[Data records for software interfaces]
•••

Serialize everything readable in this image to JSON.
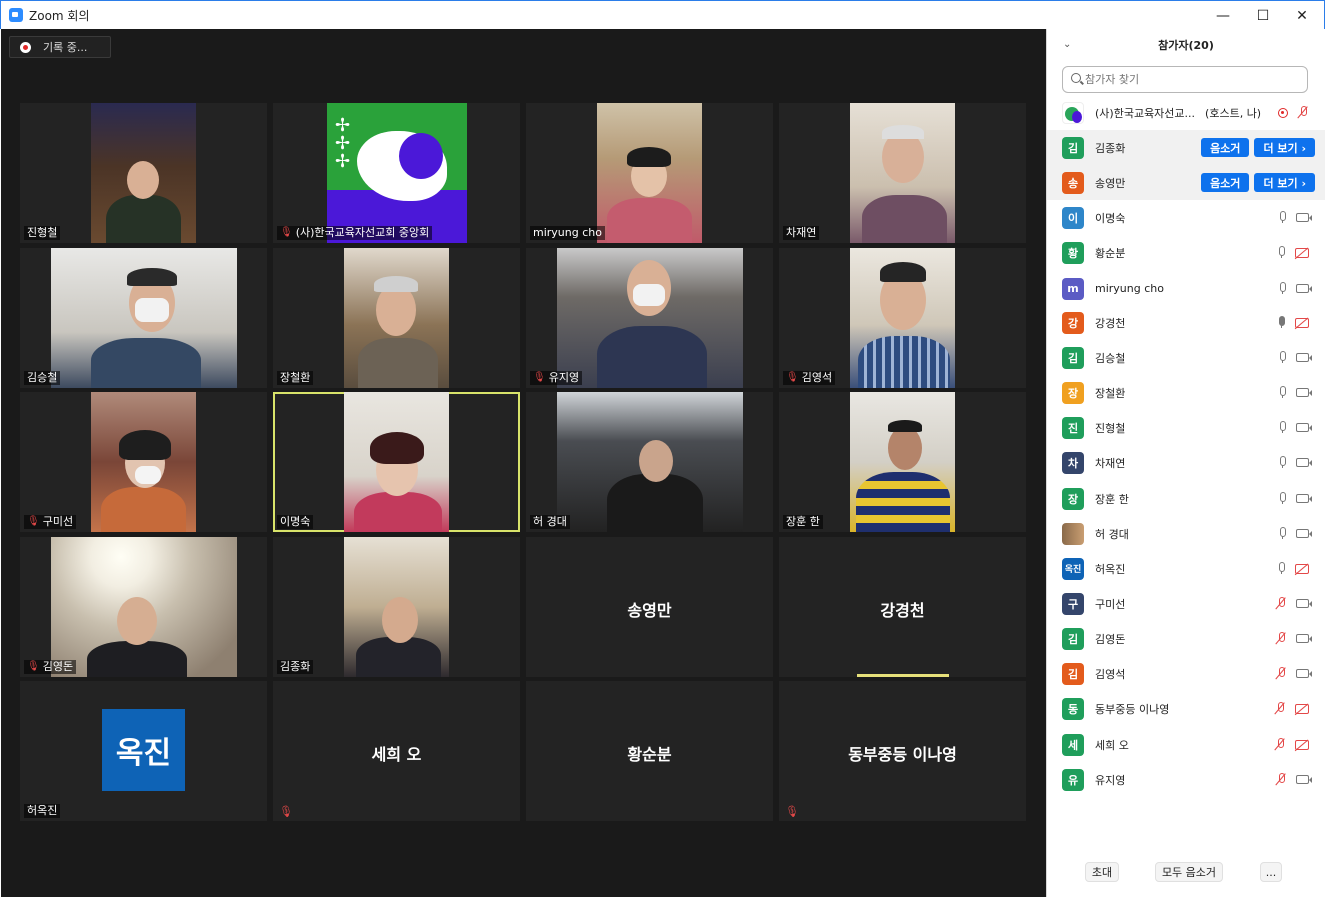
{
  "window": {
    "title": "Zoom 회의",
    "minimize": "—",
    "maximize": "☐",
    "close": "✕"
  },
  "meeting": {
    "recording_label": "기록 중...",
    "tiles": [
      {
        "name": "진형철",
        "muted": false
      },
      {
        "name": "(사)한국교육자선교회 중앙회",
        "muted": true
      },
      {
        "name": "miryung cho",
        "muted": false
      },
      {
        "name": "차재연",
        "muted": false
      },
      {
        "name": "김승철",
        "muted": false
      },
      {
        "name": "장철환",
        "muted": false
      },
      {
        "name": "유지영",
        "muted": true
      },
      {
        "name": "김영석",
        "muted": true
      },
      {
        "name": "구미선",
        "muted": true
      },
      {
        "name": "이명숙",
        "muted": false
      },
      {
        "name": "허 경대",
        "muted": false
      },
      {
        "name": "장훈 한",
        "muted": false
      },
      {
        "name": "김영돈",
        "muted": true
      },
      {
        "name": "김종화",
        "muted": false
      },
      {
        "name": "송영만",
        "muted": false
      },
      {
        "name": "강경천",
        "muted": false
      },
      {
        "name": "허옥진",
        "muted": false
      },
      {
        "name": "세희 오",
        "muted": true
      },
      {
        "name": "황순분",
        "muted": false
      },
      {
        "name": "동부중등 이나영",
        "muted": true
      }
    ],
    "okjin_avatar_text": "옥진"
  },
  "panel": {
    "title": "참가자(20)",
    "search_placeholder": "참가자 찾기",
    "mute_label": "음소거",
    "more_label": "더 보기 ›",
    "participants": [
      {
        "avatar": "",
        "name": "(사)한국교육자선교...",
        "extra": "(호스트, 나)",
        "color": "#2aa55a"
      },
      {
        "avatar": "김",
        "name": "김종화",
        "extra": "",
        "color": "#1f9e5b"
      },
      {
        "avatar": "송",
        "name": "송영만",
        "extra": "",
        "color": "#e35b1c"
      },
      {
        "avatar": "이",
        "name": "이명숙",
        "extra": "",
        "color": "#2e86c9"
      },
      {
        "avatar": "황",
        "name": "황순분",
        "extra": "",
        "color": "#1f9e5b"
      },
      {
        "avatar": "m",
        "name": "miryung cho",
        "extra": "",
        "color": "#5b5bc4"
      },
      {
        "avatar": "강",
        "name": "강경천",
        "extra": "",
        "color": "#e35b1c"
      },
      {
        "avatar": "김",
        "name": "김승철",
        "extra": "",
        "color": "#1f9e5b"
      },
      {
        "avatar": "장",
        "name": "장철환",
        "extra": "",
        "color": "#f0a020"
      },
      {
        "avatar": "진",
        "name": "진형철",
        "extra": "",
        "color": "#1f9e5b"
      },
      {
        "avatar": "차",
        "name": "차재연",
        "extra": "",
        "color": "#34456b"
      },
      {
        "avatar": "장",
        "name": "장훈 한",
        "extra": "",
        "color": "#1f9e5b"
      },
      {
        "avatar": "",
        "name": "허 경대",
        "extra": "",
        "color": "#8a6a4a"
      },
      {
        "avatar": "옥진",
        "name": "허옥진",
        "extra": "",
        "color": "#0e63b6"
      },
      {
        "avatar": "구",
        "name": "구미선",
        "extra": "",
        "color": "#34456b"
      },
      {
        "avatar": "김",
        "name": "김영돈",
        "extra": "",
        "color": "#1f9e5b"
      },
      {
        "avatar": "김",
        "name": "김영석",
        "extra": "",
        "color": "#e35b1c"
      },
      {
        "avatar": "동",
        "name": "동부중등 이나영",
        "extra": "",
        "color": "#1f9e5b"
      },
      {
        "avatar": "세",
        "name": "세희 오",
        "extra": "",
        "color": "#1f9e5b"
      },
      {
        "avatar": "유",
        "name": "유지영",
        "extra": "",
        "color": "#1f9e5b"
      }
    ],
    "invite_label": "초대",
    "mute_all_label": "모두 음소거",
    "more_options_label": "..."
  }
}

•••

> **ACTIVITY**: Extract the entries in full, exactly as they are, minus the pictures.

> **PROBLEM SOLUTION**:
Serialize everything readable in this image to JSON.
{
  "window": {
    "title": "Zoom 회의",
    "minimize": "—",
    "maximize": "☐",
    "close": "✕"
  },
  "meeting": {
    "recording_label": "기록 중...",
    "tiles": [
      {
        "name": "진형철",
        "muted": false
      },
      {
        "name": "(사)한국교육자선교회 중앙회",
        "muted": true
      },
      {
        "name": "miryung cho",
        "muted": false
      },
      {
        "name": "차재연",
        "muted": false
      },
      {
        "name": "김승철",
        "muted": false
      },
      {
        "name": "장철환",
        "muted": false
      },
      {
        "name": "유지영",
        "muted": true
      },
      {
        "name": "김영석",
        "muted": true
      },
      {
        "name": "구미선",
        "muted": true
      },
      {
        "name": "이명숙",
        "muted": false
      },
      {
        "name": "허 경대",
        "muted": false
      },
      {
        "name": "장훈 한",
        "muted": false
      },
      {
        "name": "김영돈",
        "muted": true
      },
      {
        "name": "김종화",
        "muted": false
      },
      {
        "name": "송영만",
        "muted": false
      },
      {
        "name": "강경천",
        "muted": false
      },
      {
        "name": "허옥진",
        "muted": false
      },
      {
        "name": "세희 오",
        "muted": true
      },
      {
        "name": "황순분",
        "muted": false
      },
      {
        "name": "동부중등 이나영",
        "muted": true
      }
    ],
    "okjin_avatar_text": "옥진"
  },
  "panel": {
    "title": "참가자(20)",
    "search_placeholder": "참가자 찾기",
    "mute_label": "음소거",
    "more_label": "더 보기 ›",
    "participants": [
      {
        "avatar": "",
        "name": "(사)한국교육자선교...",
        "extra": "(호스트, 나)",
        "color": "#2aa55a"
      },
      {
        "avatar": "김",
        "name": "김종화",
        "extra": "",
        "color": "#1f9e5b"
      },
      {
        "avatar": "송",
        "name": "송영만",
        "extra": "",
        "color": "#e35b1c"
      },
      {
        "avatar": "이",
        "name": "이명숙",
        "extra": "",
        "color": "#2e86c9"
      },
      {
        "avatar": "황",
        "name": "황순분",
        "extra": "",
        "color": "#1f9e5b"
      },
      {
        "avatar": "m",
        "name": "miryung cho",
        "extra": "",
        "color": "#5b5bc4"
      },
      {
        "avatar": "강",
        "name": "강경천",
        "extra": "",
        "color": "#e35b1c"
      },
      {
        "avatar": "김",
        "name": "김승철",
        "extra": "",
        "color": "#1f9e5b"
      },
      {
        "avatar": "장",
        "name": "장철환",
        "extra": "",
        "color": "#f0a020"
      },
      {
        "avatar": "진",
        "name": "진형철",
        "extra": "",
        "color": "#1f9e5b"
      },
      {
        "avatar": "차",
        "name": "차재연",
        "extra": "",
        "color": "#34456b"
      },
      {
        "avatar": "장",
        "name": "장훈 한",
        "extra": "",
        "color": "#1f9e5b"
      },
      {
        "avatar": "",
        "name": "허 경대",
        "extra": "",
        "color": "#8a6a4a"
      },
      {
        "avatar": "옥진",
        "name": "허옥진",
        "extra": "",
        "color": "#0e63b6"
      },
      {
        "avatar": "구",
        "name": "구미선",
        "extra": "",
        "color": "#34456b"
      },
      {
        "avatar": "김",
        "name": "김영돈",
        "extra": "",
        "color": "#1f9e5b"
      },
      {
        "avatar": "김",
        "name": "김영석",
        "extra": "",
        "color": "#e35b1c"
      },
      {
        "avatar": "동",
        "name": "동부중등 이나영",
        "extra": "",
        "color": "#1f9e5b"
      },
      {
        "avatar": "세",
        "name": "세희 오",
        "extra": "",
        "color": "#1f9e5b"
      },
      {
        "avatar": "유",
        "name": "유지영",
        "extra": "",
        "color": "#1f9e5b"
      }
    ],
    "invite_label": "초대",
    "mute_all_label": "모두 음소거",
    "more_options_label": "..."
  }
}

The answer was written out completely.